What to do: Output every entry verbatim.

======

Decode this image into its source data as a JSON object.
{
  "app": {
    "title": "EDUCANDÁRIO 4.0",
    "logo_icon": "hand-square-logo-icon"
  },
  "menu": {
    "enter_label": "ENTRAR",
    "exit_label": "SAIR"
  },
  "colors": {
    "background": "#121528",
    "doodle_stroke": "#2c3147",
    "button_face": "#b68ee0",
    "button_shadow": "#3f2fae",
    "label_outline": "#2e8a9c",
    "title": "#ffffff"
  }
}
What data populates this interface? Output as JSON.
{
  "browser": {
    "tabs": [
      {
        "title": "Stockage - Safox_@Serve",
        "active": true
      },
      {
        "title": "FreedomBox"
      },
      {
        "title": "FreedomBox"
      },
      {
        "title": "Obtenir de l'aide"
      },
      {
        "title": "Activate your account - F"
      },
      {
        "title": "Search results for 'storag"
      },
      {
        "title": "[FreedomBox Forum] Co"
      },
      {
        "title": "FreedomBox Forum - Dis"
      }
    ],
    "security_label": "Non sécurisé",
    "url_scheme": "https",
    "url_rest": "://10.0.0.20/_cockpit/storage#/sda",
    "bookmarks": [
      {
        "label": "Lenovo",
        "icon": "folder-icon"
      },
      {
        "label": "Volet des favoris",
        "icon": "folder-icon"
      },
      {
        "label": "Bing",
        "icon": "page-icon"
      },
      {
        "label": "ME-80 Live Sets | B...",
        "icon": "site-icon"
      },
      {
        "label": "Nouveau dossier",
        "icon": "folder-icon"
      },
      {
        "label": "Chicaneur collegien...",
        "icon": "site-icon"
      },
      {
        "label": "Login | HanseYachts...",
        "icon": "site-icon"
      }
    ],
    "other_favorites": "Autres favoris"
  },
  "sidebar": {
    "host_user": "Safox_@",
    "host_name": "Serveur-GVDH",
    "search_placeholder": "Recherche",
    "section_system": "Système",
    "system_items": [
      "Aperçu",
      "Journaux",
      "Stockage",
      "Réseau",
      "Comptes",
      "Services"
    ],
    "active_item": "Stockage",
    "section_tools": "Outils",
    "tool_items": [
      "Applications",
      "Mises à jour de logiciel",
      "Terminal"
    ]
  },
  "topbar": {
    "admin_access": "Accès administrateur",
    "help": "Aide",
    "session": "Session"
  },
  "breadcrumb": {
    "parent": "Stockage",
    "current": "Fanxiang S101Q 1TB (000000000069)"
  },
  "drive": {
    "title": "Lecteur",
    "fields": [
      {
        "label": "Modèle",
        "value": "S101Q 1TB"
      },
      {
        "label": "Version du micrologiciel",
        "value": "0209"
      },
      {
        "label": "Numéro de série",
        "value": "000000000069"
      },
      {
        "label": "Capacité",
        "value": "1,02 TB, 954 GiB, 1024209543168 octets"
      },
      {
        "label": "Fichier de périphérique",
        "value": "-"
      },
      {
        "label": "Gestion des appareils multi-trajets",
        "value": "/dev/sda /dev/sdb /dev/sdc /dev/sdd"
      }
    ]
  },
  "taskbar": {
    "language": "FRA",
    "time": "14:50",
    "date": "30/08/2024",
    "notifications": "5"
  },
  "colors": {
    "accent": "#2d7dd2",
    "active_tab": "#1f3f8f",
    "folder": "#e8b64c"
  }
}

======

Reply to the exercise:
Decode this image into its source data as a JSON object.
{
  "app": {
    "title": "EDUCANDÁRIO 4.0",
    "logo_icon": "hand-square-logo-icon"
  },
  "menu": {
    "enter_label": "ENTRAR",
    "exit_label": "SAIR"
  },
  "colors": {
    "background": "#121528",
    "doodle_stroke": "#2c3147",
    "button_face": "#b68ee0",
    "button_shadow": "#3f2fae",
    "label_outline": "#2e8a9c",
    "title": "#ffffff"
  }
}
What data populates this interface? Output as JSON.
{
  "browser": {
    "tabs": [
      {
        "title": "Stockage - Safox_@Serve",
        "active": true
      },
      {
        "title": "FreedomBox"
      },
      {
        "title": "FreedomBox"
      },
      {
        "title": "Obtenir de l'aide"
      },
      {
        "title": "Activate your account - F"
      },
      {
        "title": "Search results for 'storag"
      },
      {
        "title": "[FreedomBox Forum] Co"
      },
      {
        "title": "FreedomBox Forum - Dis"
      }
    ],
    "security_label": "Non sécurisé",
    "url_scheme": "https",
    "url_rest": "://10.0.0.20/_cockpit/storage#/sda",
    "bookmarks": [
      {
        "label": "Lenovo",
        "icon": "folder-icon"
      },
      {
        "label": "Volet des favoris",
        "icon": "folder-icon"
      },
      {
        "label": "Bing",
        "icon": "page-icon"
      },
      {
        "label": "ME-80 Live Sets | B...",
        "icon": "site-icon"
      },
      {
        "label": "Nouveau dossier",
        "icon": "folder-icon"
      },
      {
        "label": "Chicaneur collegien...",
        "icon": "site-icon"
      },
      {
        "label": "Login | HanseYachts...",
        "icon": "site-icon"
      }
    ],
    "other_favorites": "Autres favoris"
  },
  "sidebar": {
    "host_user": "Safox_@",
    "host_name": "Serveur-GVDH",
    "search_placeholder": "Recherche",
    "section_system": "Système",
    "system_items": [
      "Aperçu",
      "Journaux",
      "Stockage",
      "Réseau",
      "Comptes",
      "Services"
    ],
    "active_item": "Stockage",
    "section_tools": "Outils",
    "tool_items": [
      "Applications",
      "Mises à jour de logiciel",
      "Terminal"
    ]
  },
  "topbar": {
    "admin_access": "Accès administrateur",
    "help": "Aide",
    "session": "Session"
  },
  "breadcrumb": {
    "parent": "Stockage",
    "current": "Fanxiang S101Q 1TB (000000000069)"
  },
  "drive": {
    "title": "Lecteur",
    "fields": [
      {
        "label": "Modèle",
        "value": "S101Q 1TB"
      },
      {
        "label": "Version du micrologiciel",
        "value": "0209"
      },
      {
        "label": "Numéro de série",
        "value": "000000000069"
      },
      {
        "label": "Capacité",
        "value": "1,02 TB, 954 GiB, 1024209543168 octets"
      },
      {
        "label": "Fichier de périphérique",
        "value": "-"
      },
      {
        "label": "Gestion des appareils multi-trajets",
        "value": "/dev/sda /dev/sdb /dev/sdc /dev/sdd"
      }
    ]
  },
  "taskbar": {
    "language": "FRA",
    "time": "14:50",
    "date": "30/08/2024",
    "notifications": "5"
  },
  "colors": {
    "accent": "#2d7dd2",
    "active_tab": "#1f3f8f",
    "folder": "#e8b64c"
  }
}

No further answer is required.